What is required
Please restate every record below word for word and skip the pictures.

Data
*** Block opens ***

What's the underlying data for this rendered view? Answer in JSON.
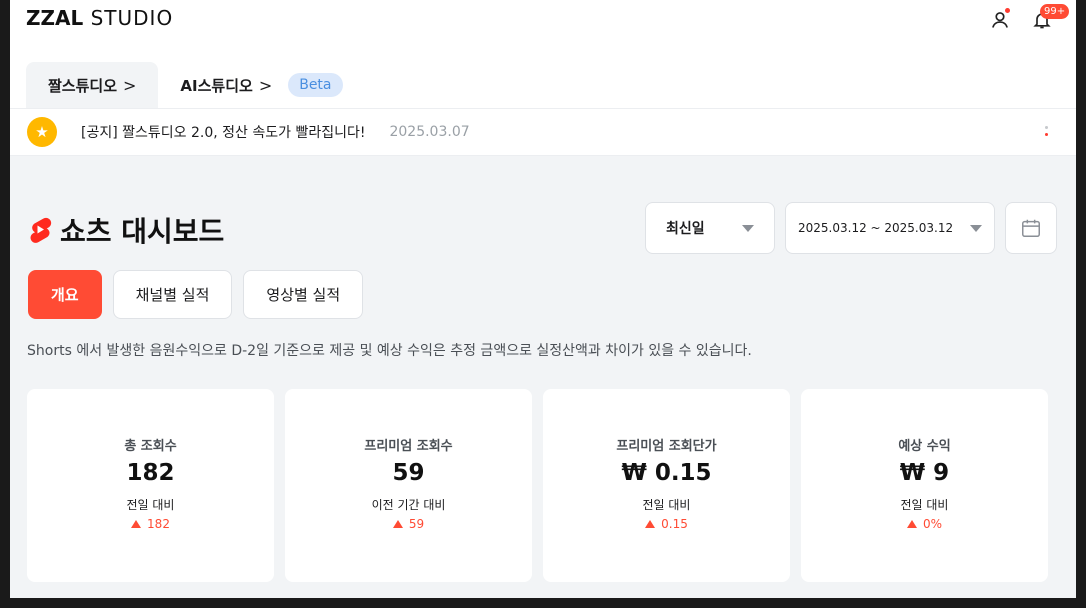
{
  "header": {
    "logo_strong": "ZZAL",
    "logo_rest": "STUDIO",
    "notification_badge": "99+"
  },
  "studio_tabs": [
    {
      "label": "짤스튜디오",
      "chevron": ">",
      "active": true
    },
    {
      "label": "AI스튜디오",
      "chevron": ">",
      "active": false,
      "badge": "Beta"
    }
  ],
  "notice": {
    "text": "[공지] 짤스튜디오 2.0, 정산 속도가 빨라집니다!",
    "date": "2025.03.07"
  },
  "dashboard": {
    "title": "쇼츠 대시보드",
    "sort_label": "최신일",
    "date_range": "2025.03.12 ~ 2025.03.12"
  },
  "view_tabs": [
    {
      "label": "개요",
      "active": true
    },
    {
      "label": "채널별 실적",
      "active": false
    },
    {
      "label": "영상별 실적",
      "active": false
    }
  ],
  "description": "Shorts 에서 발생한 음원수익으로 D-2일 기준으로 제공 및 예상 수익은 추정 금액으로 실정산액과 차이가 있을 수 있습니다.",
  "metrics": [
    {
      "label": "총 조회수",
      "value": "182",
      "compare_label": "전일 대비",
      "delta": "182"
    },
    {
      "label": "프리미엄 조회수",
      "value": "59",
      "compare_label": "이전 기간 대비",
      "delta": "59"
    },
    {
      "label": "프리미엄 조회단가",
      "value": "₩ 0.15",
      "compare_label": "전일 대비",
      "delta": "0.15"
    },
    {
      "label": "예상 수익",
      "value": "₩ 9",
      "compare_label": "전일 대비",
      "delta": "0%"
    }
  ],
  "colors": {
    "accent": "#ff4b34",
    "notice_star": "#ffb800",
    "beta_bg": "#dbe8fb",
    "beta_text": "#4a8fe0",
    "page_bg": "#f2f4f6"
  },
  "icons": {
    "user": "user-icon",
    "bell": "bell-icon",
    "star": "star-icon",
    "kebab": "kebab-menu-icon",
    "shorts": "youtube-shorts-icon",
    "calendar": "calendar-icon",
    "dropdown": "caret-down-icon",
    "trend": "arrow-up-icon"
  }
}
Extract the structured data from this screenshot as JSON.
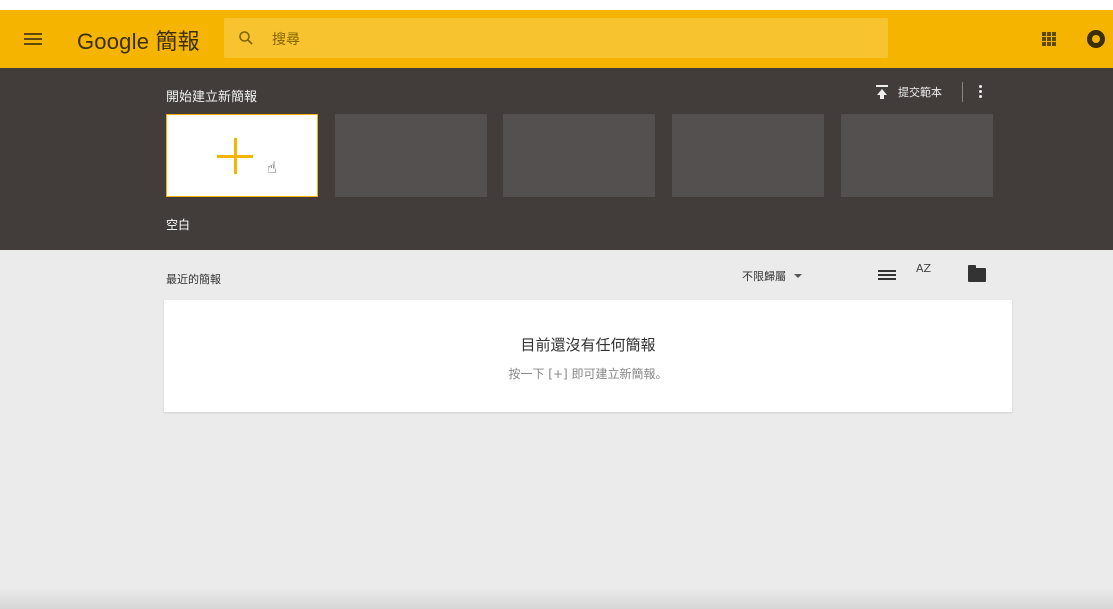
{
  "app": {
    "logo_brand": "Google",
    "logo_product": "簡報"
  },
  "search": {
    "placeholder": "搜尋"
  },
  "colors": {
    "accent": "#f4b400",
    "gallery_bg": "#423d3b",
    "page_bg": "#ebebeb"
  },
  "gallery": {
    "title": "開始建立新簡報",
    "submit_template": "提交範本",
    "blank_label": "空白"
  },
  "recent": {
    "title": "最近的簡報",
    "owner_filter": "不限歸屬",
    "sort_icon_text": "AZ",
    "empty_title": "目前還沒有任何簡報",
    "empty_subtitle": "按一下 [+] 即可建立新簡報。"
  },
  "icons": [
    "menu-icon",
    "search-icon",
    "apps-icon",
    "account-icon",
    "upload-icon",
    "more-vert-icon",
    "plus-icon",
    "hand-cursor-icon",
    "list-view-icon",
    "sort-az-icon",
    "folder-icon",
    "caret-down-icon"
  ]
}
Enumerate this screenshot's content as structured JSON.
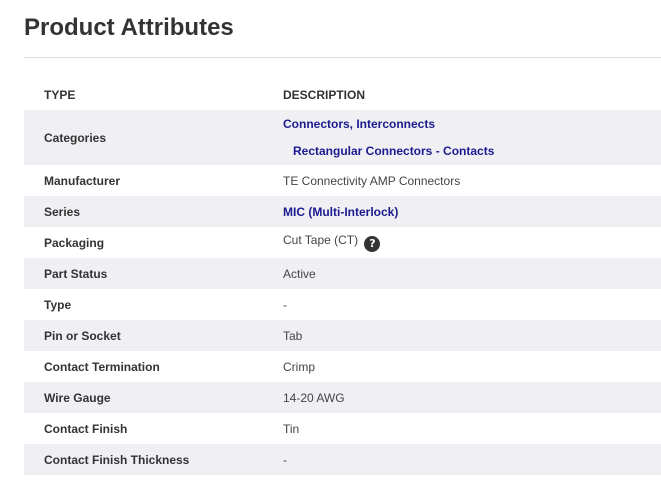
{
  "title": "Product Attributes",
  "table": {
    "headers": {
      "type": "TYPE",
      "description": "DESCRIPTION"
    },
    "rows": [
      {
        "type": "Categories",
        "links": [
          "Connectors, Interconnects",
          "Rectangular Connectors - Contacts"
        ]
      },
      {
        "type": "Manufacturer",
        "value": "TE Connectivity AMP Connectors"
      },
      {
        "type": "Series",
        "link": "MIC (Multi-Interlock)"
      },
      {
        "type": "Packaging",
        "value": "Cut Tape (CT)",
        "help_icon": "?"
      },
      {
        "type": "Part Status",
        "value": "Active"
      },
      {
        "type": "Type",
        "value": "-"
      },
      {
        "type": "Pin or Socket",
        "value": "Tab"
      },
      {
        "type": "Contact Termination",
        "value": "Crimp"
      },
      {
        "type": "Wire Gauge",
        "value": "14-20 AWG"
      },
      {
        "type": "Contact Finish",
        "value": "Tin"
      },
      {
        "type": "Contact Finish Thickness",
        "value": "-"
      }
    ]
  },
  "colors": {
    "link": "#1b1b8f",
    "row_shaded": "#f0f0f4",
    "divider": "#dcdcdc"
  },
  "icons": {
    "help": "question-circle-icon"
  }
}
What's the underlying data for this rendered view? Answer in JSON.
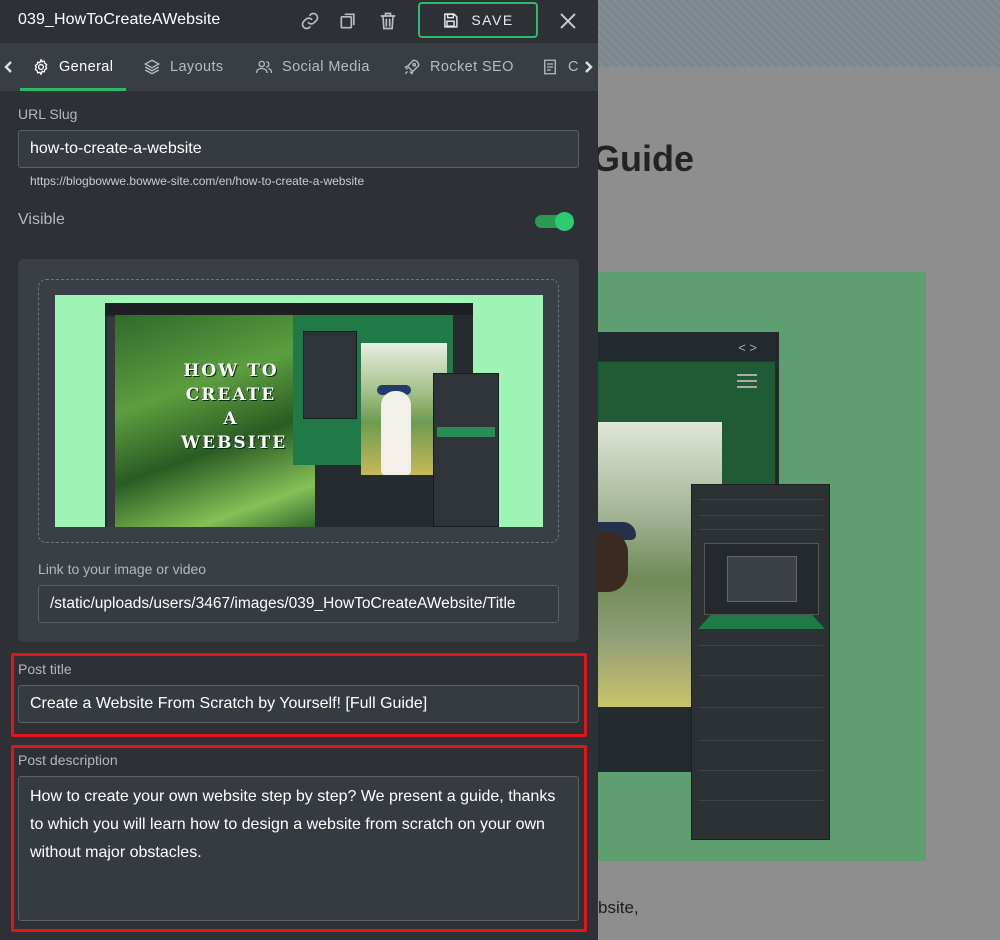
{
  "header": {
    "title": "039_HowToCreateAWebsite",
    "save_label": "SAVE"
  },
  "tabs": [
    {
      "label": "General",
      "icon": "gear-icon",
      "active": true
    },
    {
      "label": "Layouts",
      "icon": "layers-icon"
    },
    {
      "label": "Social Media",
      "icon": "users-icon"
    },
    {
      "label": "Rocket SEO",
      "icon": "rocket-icon"
    },
    {
      "label": "C",
      "icon": "document-icon"
    }
  ],
  "slug": {
    "label": "URL Slug",
    "value": "how-to-create-a-website",
    "full_url": "https://blogbowwe.bowwe-site.com/en/how-to-create-a-website"
  },
  "visible": {
    "label": "Visible",
    "on": true
  },
  "media": {
    "thumbnail_text": "HOW TO CREATE A WEBSITE",
    "link_label": "Link to your image or video",
    "link_value": "/static/uploads/users/3467/images/039_HowToCreateAWebsite/Title"
  },
  "post_title": {
    "label": "Post title",
    "value": "Create a Website From Scratch by Yourself! [Full Guide]"
  },
  "post_description": {
    "label": "Post description",
    "value": "How to create your own website step by step? We present a guide, thanks to which you will learn how to design a website from scratch on your own without major obstacles."
  },
  "background_page": {
    "heading_fragment": "Guide",
    "text_fragment": "bsite,"
  },
  "colors": {
    "accent": "#2dbb6a",
    "panel_bg": "#2d3136",
    "highlight": "#e0151a"
  }
}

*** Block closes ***

Solution
What's the underlying data for this rendered view? Answer in JSON.
{
  "header": {
    "logo_strong": "ZZAL",
    "logo_rest": "STUDIO",
    "notification_badge": "99+"
  },
  "studio_tabs": [
    {
      "label": "짤스튜디오",
      "chevron": ">",
      "active": true
    },
    {
      "label": "AI스튜디오",
      "chevron": ">",
      "active": false,
      "badge": "Beta"
    }
  ],
  "notice": {
    "text": "[공지] 짤스튜디오 2.0, 정산 속도가 빨라집니다!",
    "date": "2025.03.07"
  },
  "dashboard": {
    "title": "쇼츠 대시보드",
    "sort_label": "최신일",
    "date_range": "2025.03.12 ~ 2025.03.12"
  },
  "view_tabs": [
    {
      "label": "개요",
      "active": true
    },
    {
      "label": "채널별 실적",
      "active": false
    },
    {
      "label": "영상별 실적",
      "active": false
    }
  ],
  "description": "Shorts 에서 발생한 음원수익으로 D-2일 기준으로 제공 및 예상 수익은 추정 금액으로 실정산액과 차이가 있을 수 있습니다.",
  "metrics": [
    {
      "label": "총 조회수",
      "value": "182",
      "compare_label": "전일 대비",
      "delta": "182"
    },
    {
      "label": "프리미엄 조회수",
      "value": "59",
      "compare_label": "이전 기간 대비",
      "delta": "59"
    },
    {
      "label": "프리미엄 조회단가",
      "value": "₩ 0.15",
      "compare_label": "전일 대비",
      "delta": "0.15"
    },
    {
      "label": "예상 수익",
      "value": "₩ 9",
      "compare_label": "전일 대비",
      "delta": "0%"
    }
  ],
  "colors": {
    "accent": "#ff4b34",
    "notice_star": "#ffb800",
    "beta_bg": "#dbe8fb",
    "beta_text": "#4a8fe0",
    "page_bg": "#f2f4f6"
  },
  "icons": {
    "user": "user-icon",
    "bell": "bell-icon",
    "star": "star-icon",
    "kebab": "kebab-menu-icon",
    "shorts": "youtube-shorts-icon",
    "calendar": "calendar-icon",
    "dropdown": "caret-down-icon",
    "trend": "arrow-up-icon"
  }
}
Extract the structured data from this screenshot as JSON.
{
  "app": {
    "logo_brand": "Google",
    "logo_product": "簡報"
  },
  "search": {
    "placeholder": "搜尋"
  },
  "colors": {
    "accent": "#f4b400",
    "gallery_bg": "#423d3b",
    "page_bg": "#ebebeb"
  },
  "gallery": {
    "title": "開始建立新簡報",
    "submit_template": "提交範本",
    "blank_label": "空白"
  },
  "recent": {
    "title": "最近的簡報",
    "owner_filter": "不限歸屬",
    "sort_icon_text": "AZ",
    "empty_title": "目前還沒有任何簡報",
    "empty_subtitle": "按一下 [+] 即可建立新簡報。"
  },
  "icons": [
    "menu-icon",
    "search-icon",
    "apps-icon",
    "account-icon",
    "upload-icon",
    "more-vert-icon",
    "plus-icon",
    "hand-cursor-icon",
    "list-view-icon",
    "sort-az-icon",
    "folder-icon",
    "caret-down-icon"
  ]
}
Enumerate this screenshot's content as structured JSON.
{
  "title": "Product Attributes",
  "table": {
    "headers": {
      "type": "TYPE",
      "description": "DESCRIPTION"
    },
    "rows": [
      {
        "type": "Categories",
        "links": [
          "Connectors, Interconnects",
          "Rectangular Connectors - Contacts"
        ]
      },
      {
        "type": "Manufacturer",
        "value": "TE Connectivity AMP Connectors"
      },
      {
        "type": "Series",
        "link": "MIC (Multi-Interlock)"
      },
      {
        "type": "Packaging",
        "value": "Cut Tape (CT)",
        "help_icon": "?"
      },
      {
        "type": "Part Status",
        "value": "Active"
      },
      {
        "type": "Type",
        "value": "-"
      },
      {
        "type": "Pin or Socket",
        "value": "Tab"
      },
      {
        "type": "Contact Termination",
        "value": "Crimp"
      },
      {
        "type": "Wire Gauge",
        "value": "14-20 AWG"
      },
      {
        "type": "Contact Finish",
        "value": "Tin"
      },
      {
        "type": "Contact Finish Thickness",
        "value": "-"
      }
    ]
  },
  "colors": {
    "link": "#1b1b8f",
    "row_shaded": "#f0f0f4",
    "divider": "#dcdcdc"
  },
  "icons": {
    "help": "question-circle-icon"
  }
}
What's the underlying data for this rendered view? Answer in JSON.
{
  "header": {
    "title": "039_HowToCreateAWebsite",
    "save_label": "SAVE"
  },
  "tabs": [
    {
      "label": "General",
      "icon": "gear-icon",
      "active": true
    },
    {
      "label": "Layouts",
      "icon": "layers-icon"
    },
    {
      "label": "Social Media",
      "icon": "users-icon"
    },
    {
      "label": "Rocket SEO",
      "icon": "rocket-icon"
    },
    {
      "label": "C",
      "icon": "document-icon"
    }
  ],
  "slug": {
    "label": "URL Slug",
    "value": "how-to-create-a-website",
    "full_url": "https://blogbowwe.bowwe-site.com/en/how-to-create-a-website"
  },
  "visible": {
    "label": "Visible",
    "on": true
  },
  "media": {
    "thumbnail_text": "HOW TO CREATE A WEBSITE",
    "link_label": "Link to your image or video",
    "link_value": "/static/uploads/users/3467/images/039_HowToCreateAWebsite/Title"
  },
  "post_title": {
    "label": "Post title",
    "value": "Create a Website From Scratch by Yourself! [Full Guide]"
  },
  "post_description": {
    "label": "Post description",
    "value": "How to create your own website step by step? We present a guide, thanks to which you will learn how to design a website from scratch on your own without major obstacles."
  },
  "background_page": {
    "heading_fragment": "Guide",
    "text_fragment": "bsite,"
  },
  "colors": {
    "accent": "#2dbb6a",
    "panel_bg": "#2d3136",
    "highlight": "#e0151a"
  }
}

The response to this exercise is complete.